1. Tailor your ONIX feed to your trading partners
Metadata is often not a one-and-done solution. While it may sound easiest to just compile all of your metadata into one master list that you send to all your trading partners, it actually makes things much more difficult. Your children's book partner isn't going to be interested in your adult trade metadata; your audiobook partner has no use for your print data; and your European trading partner isn't going to want to sift through data for titles for which you only have the North American rights.
If your partner prefers to receive all data available (like BiblioShare and Bowker do) then a full and comprehensive feed is best so your data can be fed out to appropriate channels. But for your retail partners, tailor your data feeds and only send them information that's relevant to the titles they can sell. Not only will it protect your data from accidental misuse, but it will cut down on processing time and they will probably like you better for it.
2. Think internationally
Different countries have different standards and methods, so keep those in mind when crafting your metadata. Does the country you're sending data to use BISAC or Thema? Should you tailor your descriptive copy, like book description and author bios, to include information that's culturally relevant to that region? (Yes, you should!) Do they use imperial or metric? Which currency is in use in that region? These are all things you will want to keep in mind when generating your metadata. Make sure you're also targeting the region you're selling into—something relevant to your book in Canada might make no sense to international buyers. ONIX 3.0 makes it possible to include territory-specific descriptions.
3. Keep updating your metadata
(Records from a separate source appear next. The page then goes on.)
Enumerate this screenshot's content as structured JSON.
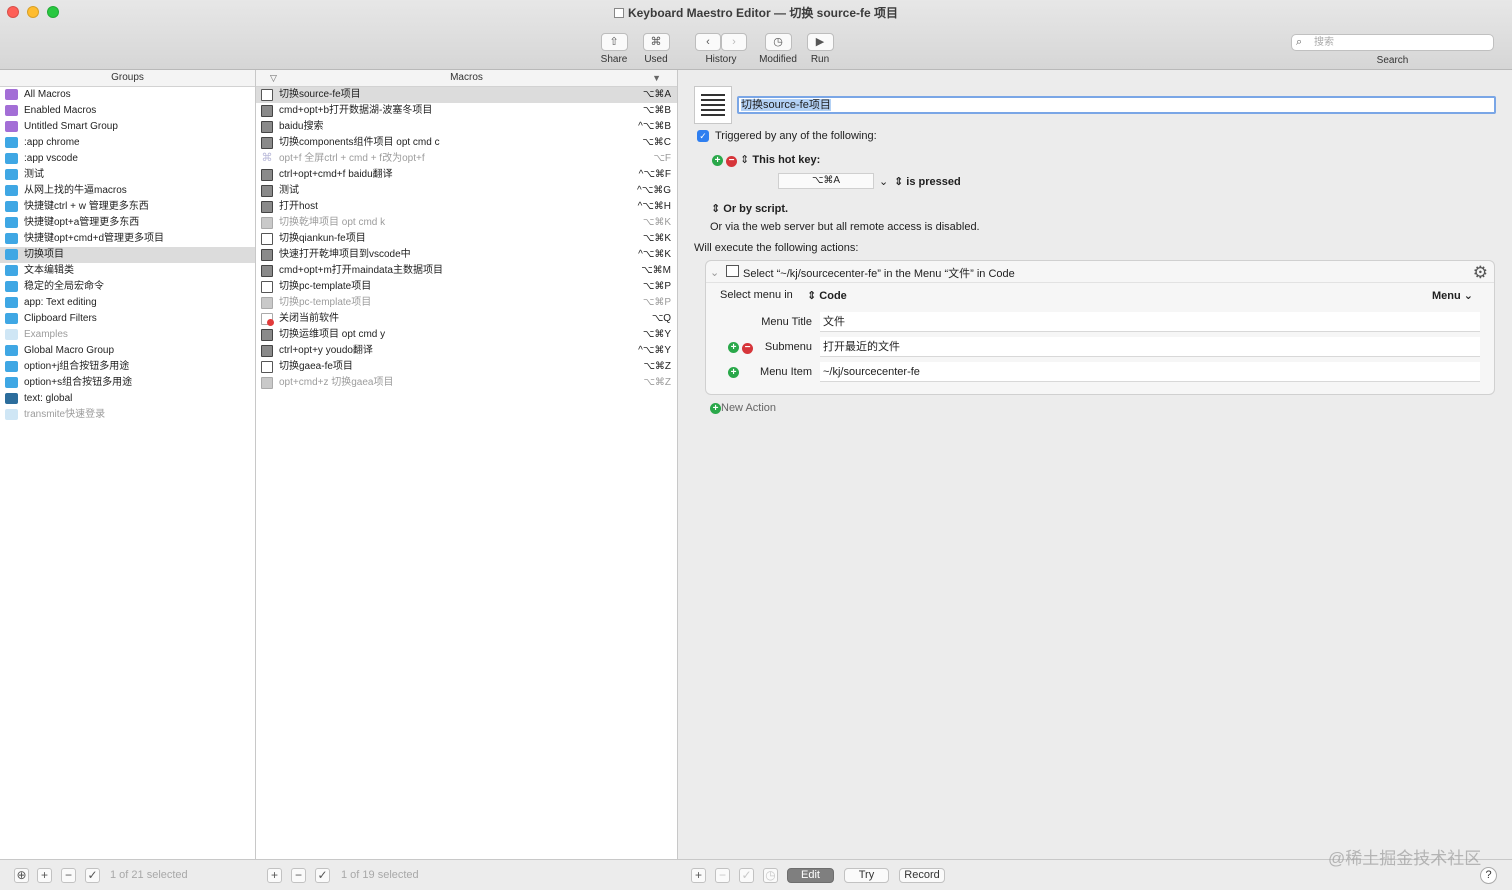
{
  "window": {
    "title": "Keyboard Maestro Editor — 切换 source-fe 项目",
    "traffic_colors": [
      "#fe5f57",
      "#febc2e",
      "#28c840"
    ]
  },
  "toolbar": {
    "share": {
      "label": "Share",
      "icon": "share-icon"
    },
    "used": {
      "label": "Used",
      "icon": "⌘"
    },
    "history": {
      "label": "History",
      "back_icon": "chevron-left-icon",
      "forward_icon": "chevron-right-icon"
    },
    "modified": {
      "label": "Modified",
      "icon": "clock-icon"
    },
    "run": {
      "label": "Run",
      "icon": "play-icon"
    },
    "search": {
      "placeholder": "搜索",
      "label": "Search"
    }
  },
  "groups": {
    "header": "Groups",
    "items": [
      {
        "label": "All Macros",
        "icon": "folder-purple",
        "dim": false
      },
      {
        "label": "Enabled Macros",
        "icon": "folder-purple",
        "dim": false
      },
      {
        "label": "Untitled Smart Group",
        "icon": "folder-purple",
        "dim": false
      },
      {
        "label": ":app chrome",
        "icon": "folder-blue",
        "dim": false
      },
      {
        "label": ":app vscode",
        "icon": "folder-blue",
        "dim": false
      },
      {
        "label": "测试",
        "icon": "folder-blue",
        "dim": false
      },
      {
        "label": "从网上找的牛逼macros",
        "icon": "folder-blue",
        "dim": false
      },
      {
        "label": "快捷键ctrl + w 管理更多东西",
        "icon": "folder-blue",
        "dim": false
      },
      {
        "label": "快捷键opt+a管理更多东西",
        "icon": "folder-blue",
        "dim": false
      },
      {
        "label": "快捷键opt+cmd+d管理更多项目",
        "icon": "folder-blue",
        "dim": false
      },
      {
        "label": "切换项目",
        "icon": "folder-blue",
        "dim": false,
        "selected": true
      },
      {
        "label": "文本编辑类",
        "icon": "folder-blue",
        "dim": false
      },
      {
        "label": "稳定的全局宏命令",
        "icon": "folder-blue",
        "dim": false
      },
      {
        "label": "app: Text editing",
        "icon": "folder-blue",
        "dim": false
      },
      {
        "label": "Clipboard Filters",
        "icon": "folder-blue",
        "dim": false
      },
      {
        "label": "Examples",
        "icon": "folder-light",
        "dim": true
      },
      {
        "label": "Global Macro Group",
        "icon": "folder-blue",
        "dim": false
      },
      {
        "label": "option+j组合按钮多用途",
        "icon": "folder-blue",
        "dim": false
      },
      {
        "label": "option+s组合按钮多用途",
        "icon": "folder-blue",
        "dim": false
      },
      {
        "label": "text: global",
        "icon": "folder-dark",
        "dim": false
      },
      {
        "label": "transmite快速登录",
        "icon": "folder-light",
        "dim": true
      }
    ],
    "status": "1 of 21 selected"
  },
  "macros": {
    "header": "Macros",
    "items": [
      {
        "label": "切换source-fe项目",
        "key": "⌥⌘A",
        "icon": "list",
        "dim": false,
        "selected": true
      },
      {
        "label": "cmd+opt+b打开数据湖-波塞冬项目",
        "key": "⌥⌘B",
        "icon": "multi",
        "dim": false
      },
      {
        "label": "baidu搜索",
        "key": "^⌥⌘B",
        "icon": "multi",
        "dim": false
      },
      {
        "label": "切换components组件项目 opt cmd c",
        "key": "⌥⌘C",
        "icon": "multi",
        "dim": false
      },
      {
        "label": "opt+f 全屏ctrl + cmd + f改为opt+f",
        "key": "⌥F",
        "icon": "cmd",
        "dim": true
      },
      {
        "label": "ctrl+opt+cmd+f baidu翻译",
        "key": "^⌥⌘F",
        "icon": "multi",
        "dim": false
      },
      {
        "label": "测试",
        "key": "^⌥⌘G",
        "icon": "multi",
        "dim": false
      },
      {
        "label": "打开host",
        "key": "^⌥⌘H",
        "icon": "multi",
        "dim": false
      },
      {
        "label": "切换乾坤项目 opt cmd k",
        "key": "⌥⌘K",
        "icon": "multi-dim",
        "dim": true
      },
      {
        "label": "切换qiankun-fe项目",
        "key": "⌥⌘K",
        "icon": "list",
        "dim": false
      },
      {
        "label": "快速打开乾坤项目到vscode中",
        "key": "^⌥⌘K",
        "icon": "multi",
        "dim": false
      },
      {
        "label": "cmd+opt+m打开maindata主数据项目",
        "key": "⌥⌘M",
        "icon": "multi",
        "dim": false
      },
      {
        "label": "切换pc-template项目",
        "key": "⌥⌘P",
        "icon": "list",
        "dim": false
      },
      {
        "label": "切换pc-template项目",
        "key": "⌥⌘P",
        "icon": "multi-dim",
        "dim": true
      },
      {
        "label": "关闭当前软件",
        "key": "⌥Q",
        "icon": "quit",
        "dim": false
      },
      {
        "label": "切换运维项目 opt cmd y",
        "key": "⌥⌘Y",
        "icon": "multi",
        "dim": false
      },
      {
        "label": "ctrl+opt+y youdo翻译",
        "key": "^⌥⌘Y",
        "icon": "multi",
        "dim": false
      },
      {
        "label": "切换gaea-fe项目",
        "key": "⌥⌘Z",
        "icon": "list",
        "dim": false
      },
      {
        "label": "opt+cmd+z 切换gaea项目",
        "key": "⌥⌘Z",
        "icon": "multi-dim",
        "dim": true
      }
    ],
    "status": "1 of 19 selected"
  },
  "editor": {
    "macro_name": "切换source-fe项目",
    "triggered_label": "Triggered by any of the following:",
    "hotkey_label": "This hot key:",
    "hotkey_value": "⌥⌘A",
    "is_pressed": "is pressed",
    "or_by_script": "Or by script.",
    "web_server_note": "Or via the web server but all remote access is disabled.",
    "will_execute": "Will execute the following actions:",
    "action": {
      "title": "Select “~/kj/sourcecenter-fe” in the Menu “文件” in Code",
      "select_menu_in": "Select menu in",
      "app": "Code",
      "menu_dropdown": "Menu",
      "menu_title_label": "Menu Title",
      "menu_title_value": "文件",
      "submenu_label": "Submenu",
      "submenu_value": "打开最近的文件",
      "menu_item_label": "Menu Item",
      "menu_item_value": "~/kj/sourcecenter-fe"
    },
    "new_action": "New Action"
  },
  "bottom": {
    "edit": "Edit",
    "try": "Try",
    "record": "Record",
    "help": "?"
  },
  "watermark": "@稀土掘金技术社区"
}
Don't underestimate the power of up-to-date metadata to bolster sales for your frontlist and your backlist. Your author's accomplishments can go a long way in generating interest for their books, whether the title's been optioned for a TV series or movie, won or been nominated for an award, or your author had a hand in creating something that has really taken off in the media like a popular YouTube series. Include that information in your metadata so that search results for those keywords are more likely to include your book.
4. Understand how different retailers handle your data
Each retailer and trading partner will process your data in a different way, which is another reason why generating one catch-all ONIX feed could generate a lot more headaches than personalizing your metadata. Does your retailer allow use of HTML inside of ONIX? Do they include reviews, and if so, how are they displayed? Some retailers pull information from different fields to populate your book's page, while others would prefer you put all the information you want to include in the description field. Make sure you understand how your data will be used by their page and generate your ONIX accordingly.
5. Automate, automate, automate
As Joshua mentions in his Tech Forum presentation, messing around with Excel to try and manage your metadata sounds pretty much like our worst nightmare. Using a professional tool will make customizing and distributing your data much less stressful.BiblioShare Webform is an easy-to-use online tool for small publishers to create clean bibliographic records and export them into functional ONIX files to send to trading partners. And it's definitely a much better option than swapping a bunch of spreadsheets around the office, which could rack up a high margin of error.
For some in-depth examples of these five tips in practice, check out Joshua Tallent's full Tech Forum presentation: